Our first parent education workshop discussed communication strategies for younger students to help them develop resilience, autonomy, and executive function. Here are some strategies that we came up with:

Routines and rituals that help to encourage connection and communication:

Calming your child during moments of extreme anxiety or agitation:

Strategies to use when your child is struggling with his/her social or academic life:

Here are some helpful resources that we distributed during the workshop:


Strategies for Secondary Students

As parents, our need is to be needed; as teenagers their need is not to need us. This conflict is real; we experience it daily as we help those we love become independent of us.  – Dr. Haim G. Ginott

Our second parent education workshop discussed communication strategies for older students to help them retain healthy attachments and strong connections with their parents and caregivers:

Routines and rituals that help to encourage connection and communication:

  • Electronics-free times such as meals or even encouraging an entire screen-free day.
  • Sharing common interests and hobbies: sometimes conversations flow better when engaged in a common task like cooking, hiking, or surfing.
  • Game nights and playing music together.
  • Going out on a one-on-one “date night.”
  • Being enthusiastic at child’s sports and performance events.

Approaching difficult conversations such as discussions on sex, substance abuse, or peer conflict

  • Using facts and discussing current research as opposed to voicing opinions. A calm demeanor and positive body language also help to avoid activating a child’s defense response.
  • Using movies, tv shows, or current events as teachable moments or to discuss sensitive issues.
  • Talking about issues in abstract terms or using another person’s experience as opposed to asking personal questions.
  • Do not make assumptions about your child’s views on alcohol, sex, or other sensitive topics.
  • Have a plan for when your child asks you about your own teenage experiences.
  • Choose your moment to have a conversation; don’t “ambush” your child with a difficult conversation.

Strategies around electronics use to avoid miscommunication and to promote connection
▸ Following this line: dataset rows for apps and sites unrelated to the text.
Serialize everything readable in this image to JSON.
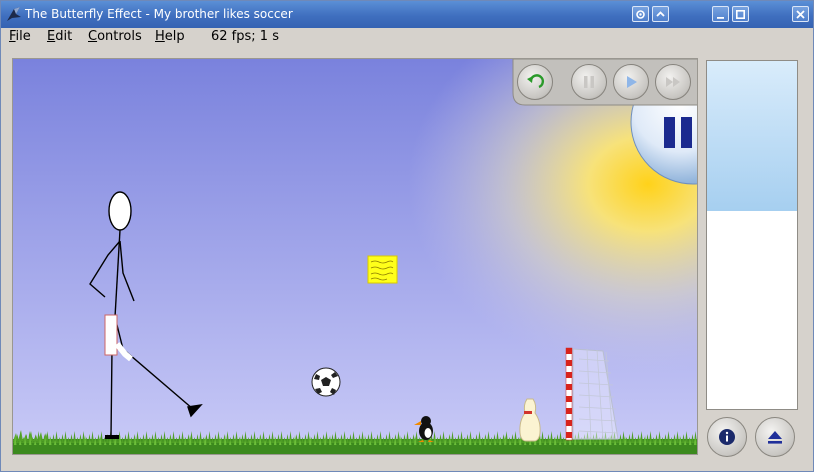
{
  "window": {
    "title": "The Butterfly Effect - My brother likes soccer",
    "buttons": [
      "settings-icon",
      "shade-up-icon",
      "minimize-icon",
      "maximize-icon",
      "close-icon"
    ]
  },
  "menubar": {
    "items": [
      {
        "label": "File",
        "accel": "F",
        "rest": "ile"
      },
      {
        "label": "Edit",
        "accel": "E",
        "rest": "dit"
      },
      {
        "label": "Controls",
        "accel": "C",
        "rest": "ontrols"
      },
      {
        "label": "Help",
        "accel": "H",
        "rest": "elp"
      }
    ],
    "status": "62 fps; 1 s"
  },
  "controls": {
    "icons": [
      "undo-icon",
      "pause-icon",
      "play-icon",
      "fast-forward-icon"
    ],
    "paused_indicator": "pause-icon"
  },
  "side_panel": {
    "buttons": [
      "info-icon",
      "eject-icon"
    ]
  },
  "colors": {
    "sky_top": "#7d86dc",
    "sky_bottom": "#c7c9f6",
    "sun": "#ffd836",
    "grass": "#3f8f20",
    "note": "#ffff1a",
    "titlebar": "#4a7ccc",
    "accent_blue": "#1b2a8f"
  }
}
Here are some helpful resources that we distributed during the workshop:


Here is a link to a schedule of our upcoming parent education workshops.